No, you don't want to show multiple connections for the same physical pin on the schematic. This will lead to confusion because anyone else looking at the schematic will expect that each of those connections is actually a different physical pin.
You do this by listing all the possible pin functions in the pin name. For example, here is what my PIC 18F67J60 part looks like in a schematic:
First notice that power pins are at top and ground pins at bottom. That reduces some of the clutter around the remaining pins, and of course makes the schematic more clear on its own. In most cases, a circuit will only make use of one of the functions of each pin. It would be nice if there was a way to highlight the function or functions actually used, but removing the unused functions is worse. It can be quite useful to see what the part could have done or might do with different firmware.
Most of the time how a pin gets used is obvious from the schematic. One trick that greatly helps with this is to show logical direction for pins. I have little arrow symbols in Eagle just for that purpose. They are small and therefore don't get in the way, but help a great deal towards clarifying the circuit. Reasonable net names also help. Here is a small section of a schematic with the direction arrows and net names:

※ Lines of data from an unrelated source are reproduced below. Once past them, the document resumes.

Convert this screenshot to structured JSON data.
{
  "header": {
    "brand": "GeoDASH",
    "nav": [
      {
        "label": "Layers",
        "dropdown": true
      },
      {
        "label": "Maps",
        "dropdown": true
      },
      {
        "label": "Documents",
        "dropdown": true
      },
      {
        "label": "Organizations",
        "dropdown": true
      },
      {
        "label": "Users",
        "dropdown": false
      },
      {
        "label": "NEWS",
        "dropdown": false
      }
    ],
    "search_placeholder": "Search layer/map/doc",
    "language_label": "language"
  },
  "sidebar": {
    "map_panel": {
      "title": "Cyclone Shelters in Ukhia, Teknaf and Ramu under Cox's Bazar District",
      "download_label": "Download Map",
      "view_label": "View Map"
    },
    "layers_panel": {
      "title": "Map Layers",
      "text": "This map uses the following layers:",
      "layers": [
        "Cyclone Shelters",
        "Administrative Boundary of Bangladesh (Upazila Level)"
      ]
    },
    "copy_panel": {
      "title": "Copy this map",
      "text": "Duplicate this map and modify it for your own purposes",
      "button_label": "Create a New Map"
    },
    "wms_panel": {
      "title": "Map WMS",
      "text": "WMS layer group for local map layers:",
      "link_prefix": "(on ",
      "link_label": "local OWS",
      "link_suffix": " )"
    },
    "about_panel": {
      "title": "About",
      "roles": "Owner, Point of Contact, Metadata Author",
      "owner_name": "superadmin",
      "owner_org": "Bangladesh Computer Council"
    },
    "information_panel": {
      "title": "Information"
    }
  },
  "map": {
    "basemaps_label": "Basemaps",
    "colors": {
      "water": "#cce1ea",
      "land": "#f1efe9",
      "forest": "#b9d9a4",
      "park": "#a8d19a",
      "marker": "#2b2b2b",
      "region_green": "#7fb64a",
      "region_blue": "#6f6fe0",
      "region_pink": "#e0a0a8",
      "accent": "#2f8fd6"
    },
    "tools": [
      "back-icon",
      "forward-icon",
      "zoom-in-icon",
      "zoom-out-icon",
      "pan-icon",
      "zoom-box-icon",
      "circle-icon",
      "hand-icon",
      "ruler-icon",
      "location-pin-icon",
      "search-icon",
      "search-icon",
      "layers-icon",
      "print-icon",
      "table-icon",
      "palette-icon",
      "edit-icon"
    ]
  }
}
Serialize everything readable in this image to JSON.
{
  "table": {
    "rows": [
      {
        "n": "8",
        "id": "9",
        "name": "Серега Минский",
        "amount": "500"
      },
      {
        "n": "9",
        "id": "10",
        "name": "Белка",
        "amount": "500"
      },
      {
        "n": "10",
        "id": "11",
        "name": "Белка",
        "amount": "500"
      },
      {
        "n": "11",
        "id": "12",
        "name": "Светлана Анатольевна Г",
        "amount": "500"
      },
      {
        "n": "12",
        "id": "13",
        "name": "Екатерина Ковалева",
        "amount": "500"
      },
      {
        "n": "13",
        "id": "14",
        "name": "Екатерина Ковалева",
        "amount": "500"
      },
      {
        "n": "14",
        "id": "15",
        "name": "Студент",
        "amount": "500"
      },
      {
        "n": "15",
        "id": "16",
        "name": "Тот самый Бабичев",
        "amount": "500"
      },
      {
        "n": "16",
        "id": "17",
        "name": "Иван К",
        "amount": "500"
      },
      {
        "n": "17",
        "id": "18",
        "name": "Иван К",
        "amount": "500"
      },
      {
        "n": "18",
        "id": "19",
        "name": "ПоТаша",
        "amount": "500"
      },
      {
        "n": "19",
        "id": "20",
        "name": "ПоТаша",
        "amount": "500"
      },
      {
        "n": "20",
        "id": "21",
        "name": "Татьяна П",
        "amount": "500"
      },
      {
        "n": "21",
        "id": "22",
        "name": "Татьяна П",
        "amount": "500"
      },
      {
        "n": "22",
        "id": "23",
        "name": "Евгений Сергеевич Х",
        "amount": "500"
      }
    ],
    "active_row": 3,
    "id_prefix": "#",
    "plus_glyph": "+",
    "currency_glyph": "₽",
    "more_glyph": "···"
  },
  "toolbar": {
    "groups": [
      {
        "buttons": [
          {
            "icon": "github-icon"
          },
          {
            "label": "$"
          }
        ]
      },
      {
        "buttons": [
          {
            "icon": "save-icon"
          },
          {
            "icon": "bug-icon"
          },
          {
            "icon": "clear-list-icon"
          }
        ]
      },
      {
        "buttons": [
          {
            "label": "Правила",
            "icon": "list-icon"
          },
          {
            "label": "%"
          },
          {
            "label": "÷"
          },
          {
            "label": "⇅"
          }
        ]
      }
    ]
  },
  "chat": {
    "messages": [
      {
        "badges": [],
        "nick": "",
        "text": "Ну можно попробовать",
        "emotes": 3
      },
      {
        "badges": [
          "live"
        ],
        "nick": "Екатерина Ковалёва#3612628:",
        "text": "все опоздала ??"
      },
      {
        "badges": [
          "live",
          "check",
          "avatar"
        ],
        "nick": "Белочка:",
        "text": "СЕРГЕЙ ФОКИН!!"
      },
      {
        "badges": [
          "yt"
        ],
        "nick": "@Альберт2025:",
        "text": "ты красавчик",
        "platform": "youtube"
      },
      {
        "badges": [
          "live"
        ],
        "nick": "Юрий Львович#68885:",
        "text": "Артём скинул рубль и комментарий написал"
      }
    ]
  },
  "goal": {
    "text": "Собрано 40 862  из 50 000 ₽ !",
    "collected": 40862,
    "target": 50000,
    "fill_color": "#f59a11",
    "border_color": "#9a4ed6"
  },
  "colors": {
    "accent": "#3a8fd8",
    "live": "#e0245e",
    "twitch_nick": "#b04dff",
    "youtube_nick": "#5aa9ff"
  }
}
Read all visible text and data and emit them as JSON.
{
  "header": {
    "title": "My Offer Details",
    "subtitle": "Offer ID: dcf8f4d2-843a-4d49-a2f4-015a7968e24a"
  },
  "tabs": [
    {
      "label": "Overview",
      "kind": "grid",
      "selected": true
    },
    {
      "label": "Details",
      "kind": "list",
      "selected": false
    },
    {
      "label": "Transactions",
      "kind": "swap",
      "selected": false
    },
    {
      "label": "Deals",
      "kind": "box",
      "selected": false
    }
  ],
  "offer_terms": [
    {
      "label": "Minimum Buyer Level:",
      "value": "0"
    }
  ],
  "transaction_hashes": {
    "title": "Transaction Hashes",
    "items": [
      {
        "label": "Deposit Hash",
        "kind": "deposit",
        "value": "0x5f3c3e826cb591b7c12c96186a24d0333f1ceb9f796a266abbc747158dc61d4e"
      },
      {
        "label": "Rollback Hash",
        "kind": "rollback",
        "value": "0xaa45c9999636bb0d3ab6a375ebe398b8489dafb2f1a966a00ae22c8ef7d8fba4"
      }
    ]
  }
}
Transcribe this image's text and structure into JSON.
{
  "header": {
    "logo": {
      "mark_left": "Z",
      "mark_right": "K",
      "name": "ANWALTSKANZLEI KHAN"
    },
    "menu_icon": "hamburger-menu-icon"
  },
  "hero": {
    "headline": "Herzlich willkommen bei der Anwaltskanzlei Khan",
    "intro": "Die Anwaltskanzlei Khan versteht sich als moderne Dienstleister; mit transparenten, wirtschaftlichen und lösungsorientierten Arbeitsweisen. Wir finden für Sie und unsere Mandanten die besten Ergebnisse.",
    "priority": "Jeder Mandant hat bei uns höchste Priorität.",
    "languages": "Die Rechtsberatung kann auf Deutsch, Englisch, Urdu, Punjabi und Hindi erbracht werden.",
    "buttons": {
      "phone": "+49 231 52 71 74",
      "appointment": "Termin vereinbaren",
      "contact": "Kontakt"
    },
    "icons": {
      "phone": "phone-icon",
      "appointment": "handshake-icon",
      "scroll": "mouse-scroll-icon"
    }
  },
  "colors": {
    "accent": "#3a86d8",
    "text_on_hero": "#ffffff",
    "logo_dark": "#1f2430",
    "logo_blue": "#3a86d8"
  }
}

Particularly note the bottom two pins. Those are UART signals to another processor, so thereby are using the TX and RX functions of those pins. Each net can only have a single name, even though it will be the TX function (output) on one processor and the RX function (input) on the other. In this case I named the nets from this processor's point of view. This is the network processor within the overall device, so I named them NETTX and NETRX to help indicate the names are relative to this processor. However, there is potential for confusion at the other processor since NETTX will go into its RX pin and NETRX will go out of its TX pin. The arrows at the other processor will help a lot to head off a likely confusion.